Monthly Archives: June 2013

Violeta Parra


When most folks think of Chilean artists, Pablo Neruda of course pops to mind, but frequently nobody else gets in there. He won the Nobel Prize for Literature in 1971. 26 years before him in 1945, Chilean poet and author Gabriela Mistral also won the Nobel Prize. I’ll get back to them at a later date. In addition to these writers, Victor Jara and Violeta Parra are two extremely important musicians who have come to embody Chile in a way. For me and many others, these four individuals have become emblematic of 20th century Chilean artists. Their songs are simply stunning and the lyrics get me every time. They sing of life, love, labor and justice to name a few themes.

Violeta Parra is one of the, if not the most influential and important folk musician this nation has produced. She was born in the south, in the rural Chillán area to musical parents. She began singing with her siblings at a young age. One of her brothers, Nicanor Parra, is also a writer nominated for a Nobel a number of times. Anyhow, when she was young she began to travel around the countryside and collect folk tales and stories, and eventually, to record them at home and abroad. She spent a lot of time traveling and living in France, Chile and elsewhere in Europe. She has quite a collection of plastic arts with a large following. I personally find her visual art somewhat painful to look at. Childlike and honest, but with colors that make me sick to my stomach. Her music, for me, is the best. It is honest, lyrical, simple and beautiful. She led a passionate, and at times sad life. Andrés Wood directed a movie about her life called Violeta Se Fue a Los Cielos, 2011. I do recommend it.

Here is one of my favorite songs by Violeta Parra, Gracias a la Vida (Thanks Be to this Life). Its bittersweet overtone and simple realism are a potent combo. In public if this song is heard, I see Chileans kind of catch their breath, and their eyes dim for a second as they drift off, enveloped in a memory. It has the same effect on me. I’ll translate it soon in case you’d like to see the English version.


International Documentary Film Festival, 2013
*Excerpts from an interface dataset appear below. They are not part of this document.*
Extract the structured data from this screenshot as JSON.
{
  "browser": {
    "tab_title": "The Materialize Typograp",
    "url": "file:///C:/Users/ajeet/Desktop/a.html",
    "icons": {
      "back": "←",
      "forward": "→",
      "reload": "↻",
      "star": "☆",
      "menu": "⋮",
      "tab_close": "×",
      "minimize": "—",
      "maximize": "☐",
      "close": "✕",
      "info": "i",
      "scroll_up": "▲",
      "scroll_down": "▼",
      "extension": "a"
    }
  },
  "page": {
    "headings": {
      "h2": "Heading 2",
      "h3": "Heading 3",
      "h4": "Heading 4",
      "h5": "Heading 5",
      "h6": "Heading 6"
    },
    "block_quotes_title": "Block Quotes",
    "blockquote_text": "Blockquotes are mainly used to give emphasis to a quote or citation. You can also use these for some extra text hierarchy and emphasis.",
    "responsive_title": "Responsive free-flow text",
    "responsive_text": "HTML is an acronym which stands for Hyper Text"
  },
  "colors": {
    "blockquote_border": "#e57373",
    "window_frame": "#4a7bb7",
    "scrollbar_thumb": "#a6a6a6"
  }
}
FIDOCS, the International Documentary Film Festival in Santiago kicks off this year in 10 days. The website still says the info will be “available soon” with all of the specifics. Check it out! They show films from all over at a number of locations from the 24th through the 30th. Even once the information is up on the site, it’s not a bad idea to call the venue if there is something you are really jonesing to see, as the site can be unreliable. Woo! I’m excited.

Real Apple Cider Vinegar in Santiago
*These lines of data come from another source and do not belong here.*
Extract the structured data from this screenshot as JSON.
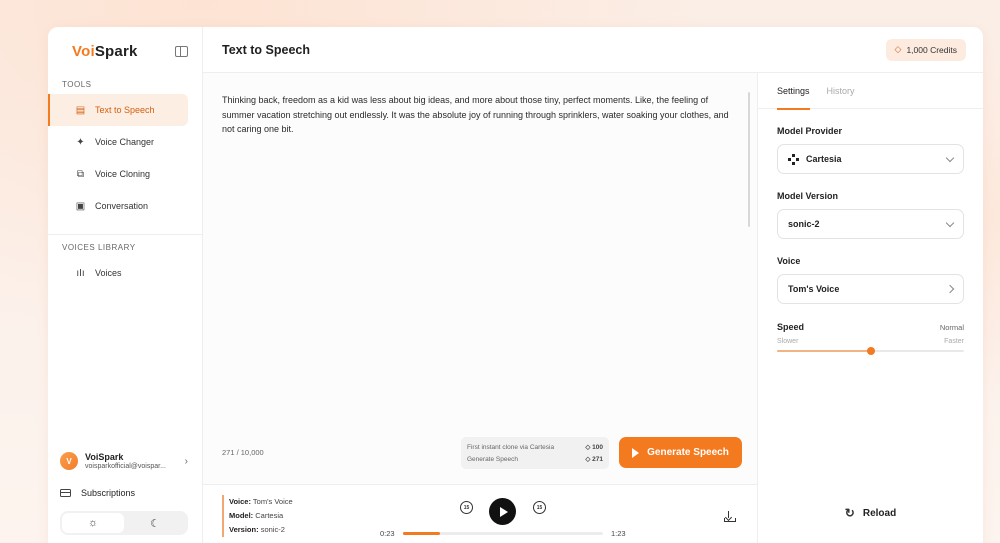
{
  "brand": {
    "part1": "Voi",
    "part2": "Spark"
  },
  "sidebar": {
    "tools_label": "TOOLS",
    "tools": [
      {
        "label": "Text to Speech",
        "icon": "document-voice-icon",
        "active": true
      },
      {
        "label": "Voice Changer",
        "icon": "sparkle-wave-icon",
        "active": false
      },
      {
        "label": "Voice Cloning",
        "icon": "clone-icon",
        "active": false
      },
      {
        "label": "Conversation",
        "icon": "chat-bubble-icon",
        "active": false
      }
    ],
    "library_label": "VOICES LIBRARY",
    "library": [
      {
        "label": "Voices",
        "icon": "waveform-icon"
      }
    ],
    "user": {
      "initial": "V",
      "name": "VoiSpark",
      "email": "voisparkofficial@voispar..."
    },
    "subscriptions_label": "Subscriptions"
  },
  "header": {
    "title": "Text to Speech",
    "credits": "1,000 Credits"
  },
  "editor": {
    "text": "Thinking back, freedom as a kid was less about big ideas, and more about those tiny, perfect moments. Like, the feeling of summer vacation stretching out endlessly. It was the absolute joy of running through sprinklers, water soaking your clothes, and not caring one bit.",
    "char_count": "271 / 10,000",
    "cost": [
      {
        "label": "First instant clone via Cartesia",
        "value": "100"
      },
      {
        "label": "Generate Speech",
        "value": "271"
      }
    ],
    "generate_label": "Generate Speech"
  },
  "player": {
    "voice_key": "Voice:",
    "voice_val": "Tom's Voice",
    "model_key": "Model:",
    "model_val": "Cartesia",
    "version_key": "Version:",
    "version_val": "sonic-2",
    "skip_back": "15",
    "skip_fwd": "15",
    "current_time": "0:23",
    "total_time": "1:23",
    "progress": 0.185
  },
  "settings": {
    "tabs": [
      "Settings",
      "History"
    ],
    "provider_label": "Model Provider",
    "provider_value": "Cartesia",
    "version_label": "Model Version",
    "version_value": "sonic-2",
    "voice_label": "Voice",
    "voice_value": "Tom's Voice",
    "speed_label": "Speed",
    "speed_value": "Normal",
    "speed_min_label": "Slower",
    "speed_max_label": "Faster",
    "speed_level": 0.5,
    "reload_label": "Reload"
  },
  "colors": {
    "accent": "#f47a1f",
    "accent_soft": "#fdeee3"
  }
}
It's got the mother!

It’s got the mother!

My sorta libertarian part hippie dad (he’d shit a brick if he actually read that) insisted that he and my mom raise us seven on health foods, which was not my favorite thing as a kid. I do appreciate it now. Bragg’s Apple Cider Vinegar was always around and over the years has helped keep me cold-free for the most part. I couldn’t find any here in Santiago, or anything similar. I tried health food stores and they were mostly out of the good stuff because apparently they put it into capsules and people take them to lose weight. I read all kinds of forums with expats inquiring about the Bragg’s, and no dice. I love drinking the vinegar because it keeps the pH balanced in the body, which means the immune system works well (preventing cancer etc.) In a city this smoggy, the winter can be a real bastard. The vinegar in the grocery stores is so refined that it tastes like candy – shitty candy, not at all like quality stuff. I took to making my own. Well, I ran out early winter and since it takes at least six weeks to ferment, I have been searching to no avail for my required medicine. I’ve found it! Actually Marcela did as she is my favorite hunter-and-finder of deals, bargains and essential items. Really. She has a gift.
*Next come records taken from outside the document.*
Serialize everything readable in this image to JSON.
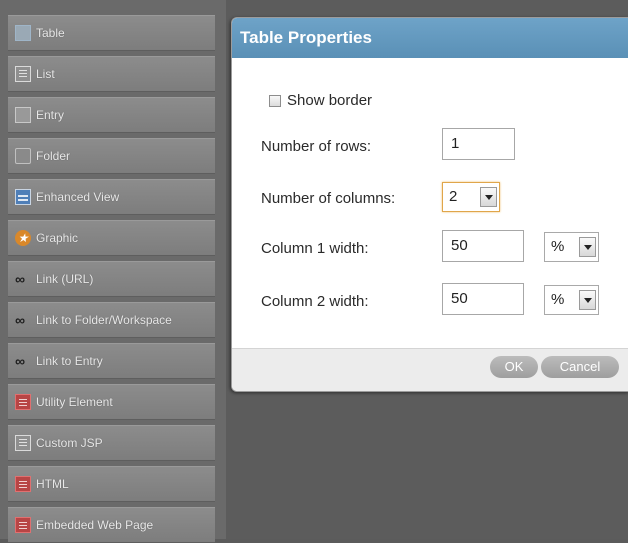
{
  "sidebar": {
    "items": [
      {
        "label": "Table",
        "icon": "table-icon"
      },
      {
        "label": "List",
        "icon": "list-icon"
      },
      {
        "label": "Entry",
        "icon": "entry-icon"
      },
      {
        "label": "Folder",
        "icon": "folder-icon"
      },
      {
        "label": "Enhanced View",
        "icon": "enhanced-view-icon"
      },
      {
        "label": "Graphic",
        "icon": "graphic-icon"
      },
      {
        "label": "Link (URL)",
        "icon": "link-icon"
      },
      {
        "label": "Link to Folder/Workspace",
        "icon": "link-folder-icon"
      },
      {
        "label": "Link to Entry",
        "icon": "link-entry-icon"
      },
      {
        "label": "Utility Element",
        "icon": "utility-icon"
      },
      {
        "label": "Custom JSP",
        "icon": "jsp-icon"
      },
      {
        "label": "HTML",
        "icon": "html-icon"
      },
      {
        "label": "Embedded Web Page",
        "icon": "web-page-icon"
      }
    ]
  },
  "dialog": {
    "title": "Table Properties",
    "show_border_label": "Show border",
    "rows_label": "Number of rows:",
    "rows_value": "1",
    "columns_label": "Number of columns:",
    "columns_value": "2",
    "col1_label": "Column 1 width:",
    "col1_value": "50",
    "col1_unit": "%",
    "col2_label": "Column 2 width:",
    "col2_value": "50",
    "col2_unit": "%",
    "ok_label": "OK",
    "cancel_label": "Cancel"
  },
  "colors": {
    "header": "#5f95ba",
    "sidebar_item": "#858585",
    "canvas": "#5c5c5c"
  }
}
I have to pass this tip along, as I’m sure others are looking, too. It’s called Vinagre Natural de Manzana made by the Agropecuario Punucapa in Valdivia, Chile. That’s a great town, too. The bottle states that it is made 100% from apples that are naturally fermented. It is bottled raw and unfiltered. It tastes right. She picked it up in La Vega Central Market, which is huge, so here are the contact details:

Cell phone: 9443 4791 or 94682841

Landline: 56-63-257639 #512 or


Aside from drinking a tablespoon or two per day in the morning and evening in water or tossing it on a salad for its general alkalinity inducing quality, I like to put it in a bowl of steaming water and do “the towel over the head and inhale” trick if I get a sinus infection or bad cold. It seriously works wonders. Of course, I’m not a doctor, but a simple human being with years of data gathered from experimenting on my own body.


The easiest place to find it is a natural foods store across from La Vega. If you get off the train at Cal y Canto, take the “Puente” exit. Walk one block south until you hit San Pablo #921 you will be at La Tostaduría Puerto Rico. You can find this vinegar and a slew of other products there (tea, coffee, dried fruits, legumes, quinoa, coconut oil and many more). If you would like a visual go to their site and click on Donde Estamos.